What can Giza’s treasures tell us about Ancient Egyptian civilization?
The Great Pyramid of Giza is not only the oldest monument on the list of the Seven Wonders of the Ancient World, but also the only one still standing. While the likes of the Hanging Gardens of Babylon or the Colossus of Rhodes have long since dissolved into the sands of time, the extraordinary structures created in Egypt some 4,500 years ago still cast a hypnotic shadow not just over Cairo and the Nile valley, but over mankind’s collective imagination. The Great Pyramid was in the headlines again as recently as November 2017, when French and Japanese scientists using a scientific technique called muography discovered a new mystery, in the shape of a hitherto unknown 30-metre-long space inside the structure.
While explorers have been drawn to the pyramids since medieval times, and enthusiasts such as John Greaves, Frederik Norden and Nathaniel Davison made studies of them in the 17th and 18th centuries, it was only in the 19th century that what has become known as Egyptology began to develop in earnest. The catalyst was Napoleon’s invasion of Egypt in 1798, which, despite its ultimate failure, prompted scholars such as Jean-François Champollion and Ippolito Rossellini to begin a systematic exploration of Egypt’s historic legacy. In the 19th and 20th Centuries, British archaeologists Flinders Petrie and Howard Carter became household names thanks to their archaeological discoveries in Egypt.
But few researchers in the field can match the accumulated experience of Mark Lehner and Zahi Hawass, whose thumpingly authoritative new book Giza and the Pyramids is a summation of their collective endeavours over a period of 42 years – ‘longer, probably, than it took to build the Great Pyramid,’ as they point out. Lehner is the director of Ancient Egypt Research Associates (AERA), and a regular writer and broadcaster on Egyptian archaeology. Hawass was formerly Egypt’s Minister of Antiquities, and has directed excavations at Egypt’s most important locations.
Their cumulative studies have revealed that the Giza site is far more than just the Great Pyramid (begun by Pharaoh Khufu in about 2550 BC), its two neighbouring pyramids of Khafre and Menkaure, and the enigmatic statue of the Great Sphinx. It’s a complex network of subsidiary tombs, living quarters, quarries, temples, workshops, bakeries, harbours, fish-processing facilities and much more. It amounts to a tantalizing, compressed archive of ancient Egyptian civilisation, if only all its clues and relics can be identified and deciphered.

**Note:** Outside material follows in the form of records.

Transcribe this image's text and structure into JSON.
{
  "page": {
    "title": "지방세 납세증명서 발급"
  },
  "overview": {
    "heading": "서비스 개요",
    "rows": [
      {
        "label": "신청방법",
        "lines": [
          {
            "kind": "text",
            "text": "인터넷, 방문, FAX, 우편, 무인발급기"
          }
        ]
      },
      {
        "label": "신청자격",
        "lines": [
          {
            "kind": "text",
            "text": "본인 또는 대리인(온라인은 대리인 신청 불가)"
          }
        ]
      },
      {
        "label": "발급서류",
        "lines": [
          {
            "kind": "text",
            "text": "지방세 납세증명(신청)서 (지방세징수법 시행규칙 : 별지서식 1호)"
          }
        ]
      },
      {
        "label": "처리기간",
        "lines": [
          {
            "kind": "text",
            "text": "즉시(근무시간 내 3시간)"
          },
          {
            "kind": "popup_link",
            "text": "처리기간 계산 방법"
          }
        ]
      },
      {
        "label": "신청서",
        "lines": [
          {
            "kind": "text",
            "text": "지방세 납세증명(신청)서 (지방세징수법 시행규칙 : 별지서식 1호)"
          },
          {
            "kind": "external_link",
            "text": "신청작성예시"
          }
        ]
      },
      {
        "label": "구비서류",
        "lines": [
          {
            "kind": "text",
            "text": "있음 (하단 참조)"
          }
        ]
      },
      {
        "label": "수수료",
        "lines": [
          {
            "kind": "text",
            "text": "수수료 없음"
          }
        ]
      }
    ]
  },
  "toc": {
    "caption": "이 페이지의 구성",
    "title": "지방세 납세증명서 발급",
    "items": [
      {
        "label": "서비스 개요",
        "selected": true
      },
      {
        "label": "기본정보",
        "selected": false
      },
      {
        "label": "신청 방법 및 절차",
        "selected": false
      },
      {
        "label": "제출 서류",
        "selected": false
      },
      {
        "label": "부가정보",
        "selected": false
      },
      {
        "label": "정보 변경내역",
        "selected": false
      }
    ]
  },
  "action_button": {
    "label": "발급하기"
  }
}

It used to be supposed that slave labour was used to build the pyramids, but researchers now believe this was a myth, propagated in part by Hollywood films (the cinematic cliché that Jewish slaves were employed in this way by the Egyptians is chronologically impossible). The evidence now suggests that the pyramids were an expression of combined national effort, an enormous programme of works willingly undertaken in support of the pharaohs.
To tackle such immense projects, a high degree of organisation would have been necessary. It’s believed that there may have been about 5,000 permanent workers at the Giza site, who would have lived with their families in so-called pyramid towns. When necessary, a much larger force of temporary workers would be brought in to handle such tasks as building tools and ramps or supplying food and clothing. The workers received payment in the form of regular rations of loaves and beer. Pyramid-building became so all-consuming that it engaged virtually every family in Egypt at some level. Hawass has commented that rather than the Egyptians building the pyramids, it could almost be said that the pyramids built Egypt.
Exactly how such an early un-mechanised civilisation was able to erect such remarkable structures as the pyramids remains a perennial question. Definitive answers may remain elusive, but Lehner and Hawass’s analysis of Egyptian tool-making, how stone was cut, quarried and transported, and how huge individual blocks of limestone could have been manoeuvred into place – perhaps using wooden rollers, or by levering them onto one edge and ‘tumbling’ them – is undoubtedly plausible. Fascinating, too, is their examination of how astronomy and star-sightings were probably used to achieve the precise alignment of the pyramids. Yet, as the authors are well aware, even a lifetime of research could never be enough to unravel all Giza’s mysteries.
Adam Sweeting @ theartsdesk.com